Replacing an IC chip that is soldered directly to the circuit board without a socket maintains the same issue of heat damage. And they are a heck of a lot harder to un-solder. This is where that's solder wick or a solder sucker becomes a virtual necessity. Once most of the solder has been cleared from the solder pads on the PCB board, you'll still need a slender small screwdriver to pry it loose from the PC board. Do not force it. Let the IC chip cool and try to determine which lead ain't lettin' go. Then without the IC chip installed, power up the device again and see if you get LED indicators.

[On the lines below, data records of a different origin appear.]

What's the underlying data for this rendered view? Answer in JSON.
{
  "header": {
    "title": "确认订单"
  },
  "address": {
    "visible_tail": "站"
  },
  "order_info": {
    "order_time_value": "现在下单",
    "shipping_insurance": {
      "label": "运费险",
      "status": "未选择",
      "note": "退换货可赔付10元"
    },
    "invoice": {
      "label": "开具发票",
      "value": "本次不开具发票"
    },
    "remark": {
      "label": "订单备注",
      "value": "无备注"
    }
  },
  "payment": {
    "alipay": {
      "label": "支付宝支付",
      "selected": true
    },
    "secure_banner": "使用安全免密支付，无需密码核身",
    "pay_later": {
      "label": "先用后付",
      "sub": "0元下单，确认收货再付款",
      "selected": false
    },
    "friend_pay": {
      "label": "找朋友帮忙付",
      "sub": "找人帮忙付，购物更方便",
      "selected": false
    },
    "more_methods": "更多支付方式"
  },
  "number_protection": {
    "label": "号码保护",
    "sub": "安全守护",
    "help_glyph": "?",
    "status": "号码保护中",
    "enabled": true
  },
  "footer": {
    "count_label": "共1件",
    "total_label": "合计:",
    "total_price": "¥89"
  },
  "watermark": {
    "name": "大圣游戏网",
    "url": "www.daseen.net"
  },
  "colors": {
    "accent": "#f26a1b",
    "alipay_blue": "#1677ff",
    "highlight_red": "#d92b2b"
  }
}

These are my best suggestions without having to go run all over town. Though a local trip to your nearest Radio Shaft may be necessary? They have everything you need to effect this repair. Except, of course, precisely identical replacement parts. But even many general-purpose parts can be substituted to get the unit functional again, albeit, it may have a different sound, may have more noise, may have less gain? They should also have some kinds of substitution books to indicate if they in fact have any compatible replacement parts. Some IC chips that are of the 8 pin dip style can have either one operational amplifier within them or two. This is a big factor. Just because it might look the same does not make it the same. Nor will it have the same pinouts, power supply connections, input and output connections. Unfortunately, I'm too lazy to go online and start searching for the schematic for your device. Your manual (hopefully) should have been included with your device. I will tell you one thing, Avid/Digi design does not include any schematics with any of their hardware and does not even make them available online or by mail. They gave me a bunch of BS about proprietary blah blah, which is just a load of BS and completely unprofessional as far as I'm concerned. That's why I hate their crap. You're left to strictly trace everything out yourself. And that requires a certain amount of understanding. I have that understanding. I've done that in the past. But virtually every piece of professional audio equipment through time has always included schematics for the technicians who need to fix them. So when no schematics are included or online, I don't consider the product professional in any stretch of the imagination. There ain't nothing proprietary in Avid's crap. Many people who have taken the time to trace out their circuitry modify them. And there's good reasons to do so with their crap. dbx usually provides schematics. Even though they have utilized certain devices that are proprietary, they at least give you the schematic and show the proprietary device but not its internal circuitry.
I'm burnt out on equipment maintenance
Mx. Remy Ann David